An online music store, for instance, would do much better to optimize its "jazz" page, its "Craig David" page, and so on than to try to incorporate all the artists whose music it sells as keywords on its home page.

Weave a web of links

Key phrases aren't the sole determinant of search engine prominence. Links matter too. A network of sites that link to your site will not only drive traffic in their own right, but they will also increase your "link popularity." Search engines use link popularity to indicate the worth of a site's content. They consider sites with many links from other sites more likely to be relevant to a search and therefore rank those sites higher.

Industry heavyweight Google uses its proprietary PageRank system to place the most emphasis on links from sites that it considers "important." In other words, links from sites possessing better PageRank scores will be given more weight and have a greater positive effect on your position in the search results. You can check your PageRank rating with the Google Toolbar (

To boost your link popularity, submit listings for your Website with major directories such as Yahoo!, Open Directory (, and LookSmart. Also request that niche sites and vertical portals in your industry link to your site.

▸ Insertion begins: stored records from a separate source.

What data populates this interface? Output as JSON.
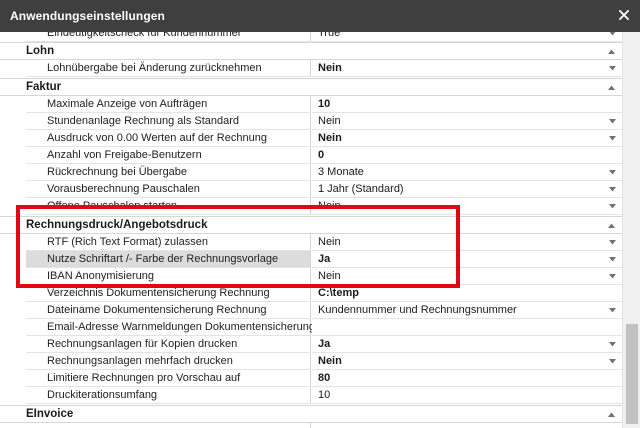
{
  "window": {
    "title": "Anwendungseinstellungen"
  },
  "partial_top_row": {
    "label": "Eindeutigkeitscheck für Kundennummer",
    "value": "True"
  },
  "sections": [
    {
      "name": "Lohn",
      "rows": [
        {
          "label": "Lohnübergabe bei Änderung zurücknehmen",
          "value": "Nein",
          "bold": true,
          "dropdown": true
        }
      ]
    },
    {
      "name": "Faktur",
      "rows": [
        {
          "label": "Maximale Anzeige von Aufträgen",
          "value": "10",
          "bold": true,
          "dropdown": false
        },
        {
          "label": "Stundenanlage Rechnung als Standard",
          "value": "Nein",
          "bold": false,
          "dropdown": true
        },
        {
          "label": "Ausdruck von 0.00 Werten auf der Rechnung",
          "value": "Nein",
          "bold": true,
          "dropdown": true
        },
        {
          "label": "Anzahl von Freigabe-Benutzern",
          "value": "0",
          "bold": true,
          "dropdown": false
        },
        {
          "label": "Rückrechnung bei Übergabe",
          "value": "3 Monate",
          "bold": false,
          "dropdown": true
        },
        {
          "label": "Vorausberechnung Pauschalen",
          "value": "1 Jahr (Standard)",
          "bold": false,
          "dropdown": true
        },
        {
          "label": "Offene Pauschalen starten",
          "value": "Nein",
          "bold": false,
          "dropdown": true
        }
      ]
    },
    {
      "name": "Rechnungsdruck/Angebotsdruck",
      "rows": [
        {
          "label": "RTF (Rich Text Format) zulassen",
          "value": "Nein",
          "bold": false,
          "dropdown": true
        },
        {
          "label": "Nutze Schriftart /- Farbe der Rechnungsvorlage",
          "value": "Ja",
          "bold": true,
          "dropdown": true,
          "highlight": true
        },
        {
          "label": "IBAN Anonymisierung",
          "value": "Nein",
          "bold": false,
          "dropdown": true
        },
        {
          "label": "Verzeichnis Dokumentensicherung Rechnung",
          "value": "C:\\temp",
          "bold": true,
          "dropdown": false
        },
        {
          "label": "Dateiname Dokumentensicherung Rechnung",
          "value": "Kundennummer und Rechnungsnummer",
          "bold": false,
          "dropdown": true
        },
        {
          "label": "Email-Adresse Warnmeldungen Dokumentensicherung",
          "value": "",
          "bold": false,
          "dropdown": false
        },
        {
          "label": "Rechnungsanlagen für Kopien drucken",
          "value": "Ja",
          "bold": true,
          "dropdown": true
        },
        {
          "label": "Rechnungsanlagen mehrfach drucken",
          "value": "Nein",
          "bold": true,
          "dropdown": true
        },
        {
          "label": "Limitiere Rechnungen pro Vorschau auf",
          "value": "80",
          "bold": true,
          "dropdown": false
        },
        {
          "label": "Druckiterationsumfang",
          "value": "10",
          "bold": false,
          "dropdown": false
        }
      ]
    },
    {
      "name": "EInvoice",
      "rows": []
    }
  ],
  "colors": {
    "titlebar": "#3f3f3f",
    "highlight_box": "#e30613",
    "label_highlight": "#dcdcdc"
  },
  "icons": {
    "close": "close-icon",
    "collapse": "chevron-up-icon",
    "dropdown": "chevron-down-icon"
  }
}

Sites that link to your competitors are also good targets. You can find many of these sites quickly using MarketLeap's link popularity checker (

Stay away from automated submission bots that promise submissions to thousands of search engines and directories. You will be paying for submissions to totally irrelevant or defunct Websites. And reputable search engines tend to ignore or penalize bulk submissions.

Likewise, resist the temptation to boost your link popularity by submitting to "free for all" links pages. These are simply pages that are full of links - you submit your Web address and are automatically added. Search engines discount these pages too. (In fact, some search engines, such as Google, are known to "punish" sites for associating with them.)

It is far better to spend time establishing reciprocal links with sites that offer content complementary to yours. Alternatively, developing an affiliate program, in which you reward sites that link to yours, can improve your site's link popularity.

HTML to warm a search engine's heart

Okay, you've identified the key phrases you need to focus on and made them prominent in your Website copy. You've made your site Miss Popularity in terms of links with other sites. Now what? Time to make sure that the HTML code that makes up your pages includes search-engine-friendly elements:

Title tag

This is the most critical HTML element on your Web page for search engine rankings. A good page title is 5-13 words long with important keywords placed near or at the beginning. The title tag serves a dual purpose: Compelling wording makes it a call to action on the search results page and it acts as a heading for the page in browser windows and bookmarks listings.

Heading tags (H1 and H2)

Search engines consider text in heading tags a good indicator of what a page is about and the searches for which it will be relevant. Say you have a page selling men's apparel and accessories. Instead of an H1 headline that reads "Select an item below for further details," you'd be better off with a headline that says "Men's apparel and accessories."

Alt tags

Only Google and AltaVista support them, but alt tags are a key element in creating an accessible site. Search engines can't "read" images, including navigation elements, and streaming media. Alt tags serve as alternate, readable text for the search engines.